Data about app and page elements -
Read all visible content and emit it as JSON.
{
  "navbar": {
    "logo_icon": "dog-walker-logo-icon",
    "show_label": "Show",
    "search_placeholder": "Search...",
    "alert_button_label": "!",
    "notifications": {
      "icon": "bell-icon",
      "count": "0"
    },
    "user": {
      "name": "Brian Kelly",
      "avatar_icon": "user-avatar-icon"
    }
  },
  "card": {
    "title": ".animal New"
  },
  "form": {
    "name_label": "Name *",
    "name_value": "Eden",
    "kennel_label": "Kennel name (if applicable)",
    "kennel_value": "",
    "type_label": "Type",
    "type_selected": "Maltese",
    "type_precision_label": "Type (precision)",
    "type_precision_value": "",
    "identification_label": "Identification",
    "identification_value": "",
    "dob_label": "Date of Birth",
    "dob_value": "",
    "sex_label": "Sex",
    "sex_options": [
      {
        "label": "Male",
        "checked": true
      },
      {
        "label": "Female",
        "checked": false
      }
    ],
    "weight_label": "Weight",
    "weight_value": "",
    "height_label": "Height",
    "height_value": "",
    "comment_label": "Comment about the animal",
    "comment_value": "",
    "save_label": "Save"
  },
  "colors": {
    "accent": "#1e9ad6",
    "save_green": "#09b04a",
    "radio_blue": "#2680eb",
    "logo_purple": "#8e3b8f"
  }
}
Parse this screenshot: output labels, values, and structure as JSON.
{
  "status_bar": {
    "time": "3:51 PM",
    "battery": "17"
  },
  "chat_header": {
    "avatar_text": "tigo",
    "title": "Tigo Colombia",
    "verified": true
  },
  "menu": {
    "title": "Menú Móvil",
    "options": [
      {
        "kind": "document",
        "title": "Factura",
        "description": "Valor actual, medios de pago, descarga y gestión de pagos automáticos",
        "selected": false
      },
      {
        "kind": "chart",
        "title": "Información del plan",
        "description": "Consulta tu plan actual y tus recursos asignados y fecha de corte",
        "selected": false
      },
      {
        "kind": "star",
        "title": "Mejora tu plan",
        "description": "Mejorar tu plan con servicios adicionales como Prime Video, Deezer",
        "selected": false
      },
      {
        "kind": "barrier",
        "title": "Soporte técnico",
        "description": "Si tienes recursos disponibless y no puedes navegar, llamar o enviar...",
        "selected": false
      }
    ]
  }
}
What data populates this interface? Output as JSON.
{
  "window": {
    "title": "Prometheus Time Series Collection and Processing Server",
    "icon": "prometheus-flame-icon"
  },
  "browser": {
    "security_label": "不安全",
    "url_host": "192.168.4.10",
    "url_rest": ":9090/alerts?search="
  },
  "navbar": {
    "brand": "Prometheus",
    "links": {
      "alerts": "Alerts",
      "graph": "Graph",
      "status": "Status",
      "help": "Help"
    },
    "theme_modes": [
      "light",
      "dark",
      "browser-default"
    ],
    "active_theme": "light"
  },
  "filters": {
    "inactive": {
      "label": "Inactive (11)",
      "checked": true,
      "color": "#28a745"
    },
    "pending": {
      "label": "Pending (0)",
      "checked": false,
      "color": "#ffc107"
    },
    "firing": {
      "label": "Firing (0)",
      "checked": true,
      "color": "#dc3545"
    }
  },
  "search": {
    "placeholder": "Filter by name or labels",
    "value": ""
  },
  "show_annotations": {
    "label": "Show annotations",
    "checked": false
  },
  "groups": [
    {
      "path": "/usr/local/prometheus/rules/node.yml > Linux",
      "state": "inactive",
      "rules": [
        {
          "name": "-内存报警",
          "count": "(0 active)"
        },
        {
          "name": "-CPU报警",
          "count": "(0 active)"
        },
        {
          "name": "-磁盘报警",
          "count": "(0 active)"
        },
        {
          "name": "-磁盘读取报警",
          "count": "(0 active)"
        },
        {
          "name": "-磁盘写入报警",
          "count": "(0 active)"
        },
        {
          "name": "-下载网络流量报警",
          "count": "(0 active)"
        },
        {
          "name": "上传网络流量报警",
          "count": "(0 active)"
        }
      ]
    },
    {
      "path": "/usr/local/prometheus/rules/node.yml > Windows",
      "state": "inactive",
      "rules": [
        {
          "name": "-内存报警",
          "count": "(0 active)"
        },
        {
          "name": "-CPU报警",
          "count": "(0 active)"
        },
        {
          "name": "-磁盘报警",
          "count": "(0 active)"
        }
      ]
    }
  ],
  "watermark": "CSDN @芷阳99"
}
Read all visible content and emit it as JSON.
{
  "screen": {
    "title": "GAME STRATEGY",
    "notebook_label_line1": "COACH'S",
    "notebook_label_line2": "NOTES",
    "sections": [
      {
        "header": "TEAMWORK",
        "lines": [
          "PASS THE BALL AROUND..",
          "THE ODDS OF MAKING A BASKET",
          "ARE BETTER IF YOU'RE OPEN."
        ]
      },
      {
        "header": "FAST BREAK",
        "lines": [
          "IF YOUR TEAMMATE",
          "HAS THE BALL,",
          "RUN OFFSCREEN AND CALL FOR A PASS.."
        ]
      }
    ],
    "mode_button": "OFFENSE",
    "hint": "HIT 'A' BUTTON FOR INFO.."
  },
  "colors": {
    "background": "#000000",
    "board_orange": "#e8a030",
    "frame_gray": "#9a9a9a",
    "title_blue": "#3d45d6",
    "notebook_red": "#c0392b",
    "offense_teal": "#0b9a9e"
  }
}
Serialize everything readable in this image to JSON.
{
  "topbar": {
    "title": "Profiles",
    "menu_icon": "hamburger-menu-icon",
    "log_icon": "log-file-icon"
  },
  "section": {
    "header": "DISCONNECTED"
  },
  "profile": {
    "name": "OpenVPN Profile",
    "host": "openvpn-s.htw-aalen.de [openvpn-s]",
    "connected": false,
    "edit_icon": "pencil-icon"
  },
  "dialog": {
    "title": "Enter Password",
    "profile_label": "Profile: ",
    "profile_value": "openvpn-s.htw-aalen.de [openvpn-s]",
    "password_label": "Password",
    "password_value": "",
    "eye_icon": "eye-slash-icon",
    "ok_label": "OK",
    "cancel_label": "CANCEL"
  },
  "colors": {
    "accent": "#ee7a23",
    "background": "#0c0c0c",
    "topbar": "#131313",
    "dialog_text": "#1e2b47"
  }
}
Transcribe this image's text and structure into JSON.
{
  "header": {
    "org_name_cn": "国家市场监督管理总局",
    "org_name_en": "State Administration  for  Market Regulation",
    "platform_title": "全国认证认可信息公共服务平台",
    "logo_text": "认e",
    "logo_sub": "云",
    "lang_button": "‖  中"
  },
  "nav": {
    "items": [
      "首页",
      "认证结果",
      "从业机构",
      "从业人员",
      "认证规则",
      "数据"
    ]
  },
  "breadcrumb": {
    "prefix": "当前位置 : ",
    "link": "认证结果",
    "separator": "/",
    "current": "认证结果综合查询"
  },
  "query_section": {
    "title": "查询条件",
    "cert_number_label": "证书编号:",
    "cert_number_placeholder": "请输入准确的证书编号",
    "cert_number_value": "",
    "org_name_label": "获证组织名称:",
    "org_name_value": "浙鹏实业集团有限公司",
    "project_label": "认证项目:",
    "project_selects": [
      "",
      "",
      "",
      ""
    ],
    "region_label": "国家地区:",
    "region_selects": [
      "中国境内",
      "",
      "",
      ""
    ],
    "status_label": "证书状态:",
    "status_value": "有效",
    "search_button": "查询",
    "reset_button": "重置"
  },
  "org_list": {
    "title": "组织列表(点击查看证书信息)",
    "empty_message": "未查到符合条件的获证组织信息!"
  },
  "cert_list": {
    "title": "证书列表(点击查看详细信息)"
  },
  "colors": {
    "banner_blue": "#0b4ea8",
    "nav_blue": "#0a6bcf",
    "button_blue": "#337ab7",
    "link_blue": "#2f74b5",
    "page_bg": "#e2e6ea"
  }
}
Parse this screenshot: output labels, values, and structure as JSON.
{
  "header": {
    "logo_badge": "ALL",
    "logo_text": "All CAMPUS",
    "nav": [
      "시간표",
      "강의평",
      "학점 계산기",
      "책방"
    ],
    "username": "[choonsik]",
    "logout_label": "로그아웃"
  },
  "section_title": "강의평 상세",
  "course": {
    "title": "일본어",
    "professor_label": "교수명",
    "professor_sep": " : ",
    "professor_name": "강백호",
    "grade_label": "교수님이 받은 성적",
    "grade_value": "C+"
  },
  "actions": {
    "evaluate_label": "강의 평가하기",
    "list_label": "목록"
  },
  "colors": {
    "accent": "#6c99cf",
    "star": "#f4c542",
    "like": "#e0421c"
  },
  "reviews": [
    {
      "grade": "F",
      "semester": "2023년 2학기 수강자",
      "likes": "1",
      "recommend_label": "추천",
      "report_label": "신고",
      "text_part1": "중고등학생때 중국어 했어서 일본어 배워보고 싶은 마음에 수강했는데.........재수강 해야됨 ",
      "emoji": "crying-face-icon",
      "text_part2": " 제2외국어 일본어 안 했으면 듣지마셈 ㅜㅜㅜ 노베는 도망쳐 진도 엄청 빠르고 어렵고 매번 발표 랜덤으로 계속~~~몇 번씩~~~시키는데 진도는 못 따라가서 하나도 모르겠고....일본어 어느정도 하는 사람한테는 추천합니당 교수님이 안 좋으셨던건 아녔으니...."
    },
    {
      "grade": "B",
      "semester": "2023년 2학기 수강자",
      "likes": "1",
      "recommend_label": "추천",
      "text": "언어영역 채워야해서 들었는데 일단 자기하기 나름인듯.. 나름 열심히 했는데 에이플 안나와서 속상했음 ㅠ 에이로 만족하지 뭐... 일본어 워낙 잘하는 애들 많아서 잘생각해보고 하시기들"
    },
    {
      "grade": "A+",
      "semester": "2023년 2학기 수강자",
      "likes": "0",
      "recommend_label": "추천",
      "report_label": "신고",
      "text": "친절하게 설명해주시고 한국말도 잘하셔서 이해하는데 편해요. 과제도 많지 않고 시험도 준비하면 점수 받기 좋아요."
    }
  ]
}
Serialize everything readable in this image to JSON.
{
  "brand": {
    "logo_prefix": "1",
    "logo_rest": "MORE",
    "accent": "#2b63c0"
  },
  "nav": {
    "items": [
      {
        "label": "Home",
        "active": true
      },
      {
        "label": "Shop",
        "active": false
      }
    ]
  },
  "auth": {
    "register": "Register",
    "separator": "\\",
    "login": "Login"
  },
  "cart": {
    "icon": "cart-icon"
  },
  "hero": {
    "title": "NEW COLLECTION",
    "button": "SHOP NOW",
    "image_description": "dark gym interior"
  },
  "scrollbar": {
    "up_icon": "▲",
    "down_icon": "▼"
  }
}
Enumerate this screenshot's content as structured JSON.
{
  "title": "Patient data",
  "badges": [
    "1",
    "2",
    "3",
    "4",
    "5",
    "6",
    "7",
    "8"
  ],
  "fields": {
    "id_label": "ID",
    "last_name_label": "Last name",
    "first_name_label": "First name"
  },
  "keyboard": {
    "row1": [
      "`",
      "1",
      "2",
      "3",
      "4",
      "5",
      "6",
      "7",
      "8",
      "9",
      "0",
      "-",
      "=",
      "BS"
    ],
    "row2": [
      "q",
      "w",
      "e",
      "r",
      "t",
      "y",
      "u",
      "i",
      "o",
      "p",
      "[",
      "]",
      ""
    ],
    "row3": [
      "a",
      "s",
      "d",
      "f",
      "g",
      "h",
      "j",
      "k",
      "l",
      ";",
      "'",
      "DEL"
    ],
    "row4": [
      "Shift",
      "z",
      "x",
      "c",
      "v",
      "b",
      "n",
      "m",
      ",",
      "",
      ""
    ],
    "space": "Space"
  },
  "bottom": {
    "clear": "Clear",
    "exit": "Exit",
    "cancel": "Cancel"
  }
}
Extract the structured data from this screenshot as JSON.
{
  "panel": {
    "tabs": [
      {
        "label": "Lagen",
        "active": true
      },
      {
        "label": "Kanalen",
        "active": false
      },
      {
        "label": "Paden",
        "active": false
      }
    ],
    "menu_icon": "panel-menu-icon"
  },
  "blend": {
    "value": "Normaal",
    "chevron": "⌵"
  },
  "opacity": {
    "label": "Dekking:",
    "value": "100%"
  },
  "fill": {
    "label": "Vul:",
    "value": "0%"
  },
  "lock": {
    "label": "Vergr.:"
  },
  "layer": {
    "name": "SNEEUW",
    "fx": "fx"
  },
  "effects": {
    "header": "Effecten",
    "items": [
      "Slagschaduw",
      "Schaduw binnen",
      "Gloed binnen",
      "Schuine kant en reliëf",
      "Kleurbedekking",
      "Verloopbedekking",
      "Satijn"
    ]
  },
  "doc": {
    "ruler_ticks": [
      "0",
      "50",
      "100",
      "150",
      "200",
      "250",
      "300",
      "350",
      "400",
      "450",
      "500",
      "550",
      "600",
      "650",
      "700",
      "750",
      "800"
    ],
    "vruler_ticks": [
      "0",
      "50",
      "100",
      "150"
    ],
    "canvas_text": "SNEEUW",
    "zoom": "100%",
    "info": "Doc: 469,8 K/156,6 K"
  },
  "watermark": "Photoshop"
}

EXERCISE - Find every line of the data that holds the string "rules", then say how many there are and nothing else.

REPLY TO THE EXERCISE - 4